30 May 2012
Last updated at 14:02
Brazil's biggest dump, known as Gramacho, is due to close on 1 June after 34 years of accumulating much of the rubbish generated in Rio de Janeiro.
Activity is winding down but some 9,000 tonnes of rubbish used to be sent to the dump every day. Trash pickers known as "catadores" wait for the lorries to go through their contents.
The landfill spreads over 130 hectares (321 acres) on the banks of Rio's Guanabara Bay. The dump, located on unstable ground, is full to capacity and environmental officials fear that rubbish could seep into and contaminate the waters of the bay.
The dump's closure has long been discussed, and repeatedly postponed, but now it is set to happen just three weeks before Rio+20, the UN summit on sustainable development.
Environmentalists have welcomed the measure, but it means the end of a way of life for the 1,700 "catadores" who earn money from the things they find in the dump.
They go through the rubbish looking for recyclable materials such as bottles, cans or plastic and can earn up to $45 (£29) a day with things they re-sell.

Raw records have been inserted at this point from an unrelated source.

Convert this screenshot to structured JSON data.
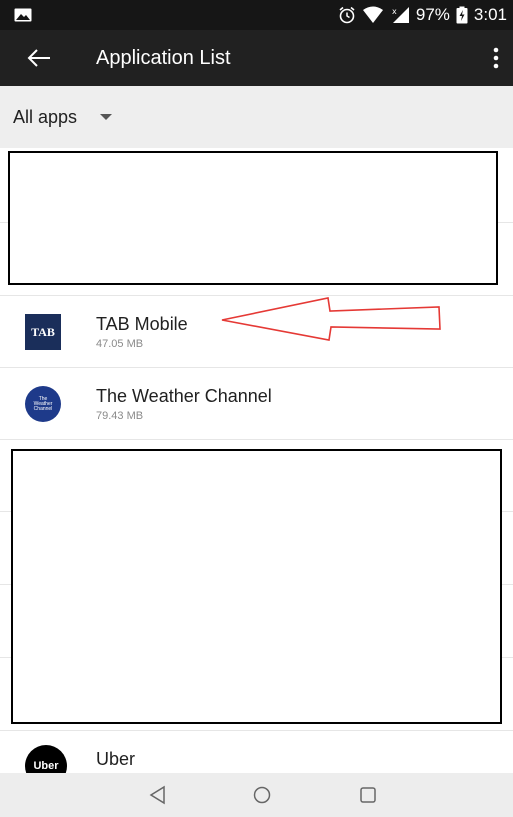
{
  "status_bar": {
    "battery": "97%",
    "time": "3:01",
    "icons": [
      "gallery-icon",
      "alarm-icon",
      "wifi-icon",
      "signal-icon",
      "battery-icon"
    ]
  },
  "app_bar": {
    "title": "Application List",
    "icons": [
      "back-arrow-icon",
      "more-vert-icon"
    ]
  },
  "filter": {
    "label": "All apps"
  },
  "apps": [
    {
      "name": "TAB Mobile",
      "size": "47.05 MB",
      "logo_text": "TAB",
      "logo_color": "#1a2e5a"
    },
    {
      "name": "The Weather Channel",
      "size": "79.43 MB",
      "logo_lines": [
        "The",
        "Weather",
        "Channel"
      ],
      "logo_color": "#1e3a8a"
    },
    {
      "name": "Uber",
      "size": "",
      "logo_text": "Uber",
      "logo_color": "#000000"
    }
  ],
  "annotation": {
    "arrow_color": "#e53935"
  },
  "nav_bar": {
    "icons": [
      "back-triangle-icon",
      "home-circle-icon",
      "recents-square-icon"
    ]
  }
}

From June, Rio's garbage will be sent to a landfill site in a neighbouring city and trash pickers will not be able to access the area. They are being offered compensation but some remain uncertain about their future.